  • Emma Sparnon

    I buy official apps, playschool/lego/thomas and friends. None of these have any ads so I don’t have to stress about Oli.
     

  • http://www.facebook.com/profile.php?id=745433092 Renee Franks

    It’s hard for me with the apps/net/computer/tv shows/life, because my son is more advanced intellectually than he is emotionally, so what his interests involve are usually not age appropriate. So I vet everything he sees or does for that reason. I don’t think it’s right, though, that anything geared towards young children should have 18+ content in any way. 

  • ecobabe

    Bugger! I was planning to book our Bali trip today, we are 2 families that are planning to spend the last 2 weeks of May in Bali :( Feeling all up tight and not sure what to do now. Bugger! I should be grateful that the plot was uncovered prior to the bomb going off, sounds very full on if the 5 terrorists (suspects in Australian law) were killed by police.

  • Melanie_2474

    Re “light hearted banter”, there’s flirty banter or general chit-chat and then there’s what this man allegedly said.  How anyone can consider inviting a colleague on a “dirty weekend” (unless that colleague is also already your partner/spouse/romp buddy) as light hearted anything is beyond me!

  • http://www.angelaosborn.com.au/ Angela

    I agree with Melanie_2474. There’s a big difference between flirty banter and what was said to this lady. Also, everyone’s different. What one person finds inoffensive might be very upsetting to someone else and that person deserves to feel respected in their workplace and not be harassed.
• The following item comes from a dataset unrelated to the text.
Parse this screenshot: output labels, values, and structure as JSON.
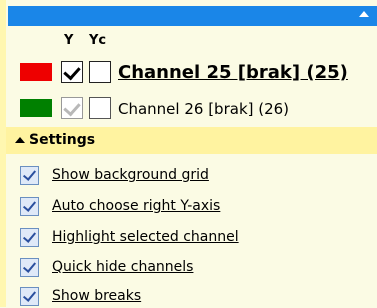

As for reciprocal flirting, well, years and years ago while working in a casual retail job, I definitely flirted with one particular male co-worker… We’ve now been married for nearly three years! :) Oh, and our boss at the time (who has become a dear friend) was very supportive of the whole situation and had actually wanted to set us up before we’d even met! 
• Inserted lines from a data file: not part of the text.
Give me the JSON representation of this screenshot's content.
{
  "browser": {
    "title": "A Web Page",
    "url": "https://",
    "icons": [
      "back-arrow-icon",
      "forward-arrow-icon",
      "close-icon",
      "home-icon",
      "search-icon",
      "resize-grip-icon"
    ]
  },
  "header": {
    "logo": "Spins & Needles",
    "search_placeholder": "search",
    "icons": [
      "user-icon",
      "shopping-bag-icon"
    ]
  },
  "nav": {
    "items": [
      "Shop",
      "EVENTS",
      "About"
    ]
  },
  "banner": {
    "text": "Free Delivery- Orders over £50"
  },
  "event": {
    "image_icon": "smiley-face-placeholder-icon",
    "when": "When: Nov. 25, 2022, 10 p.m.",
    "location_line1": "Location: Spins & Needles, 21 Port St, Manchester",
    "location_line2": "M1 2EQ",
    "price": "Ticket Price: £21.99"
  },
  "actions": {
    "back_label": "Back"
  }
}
  • http://www.writeawaywithme.com/ Beth

    I back packed through Indonesia in the 80′s and have always wanted to take my daughters back to Bali. Not for Kuta and Seminyak but for all that lies beyond in rice paddied villages and small communities. I fell in love with everything about the island. Every time we book a holiday back, there has been a problem. The first time we cancelled our trip after the bombings. This has happened 4 times so far. We booked flights back last week and when we saw the latest reports, we decided to go anyway. Life is an adventure or it is nothing.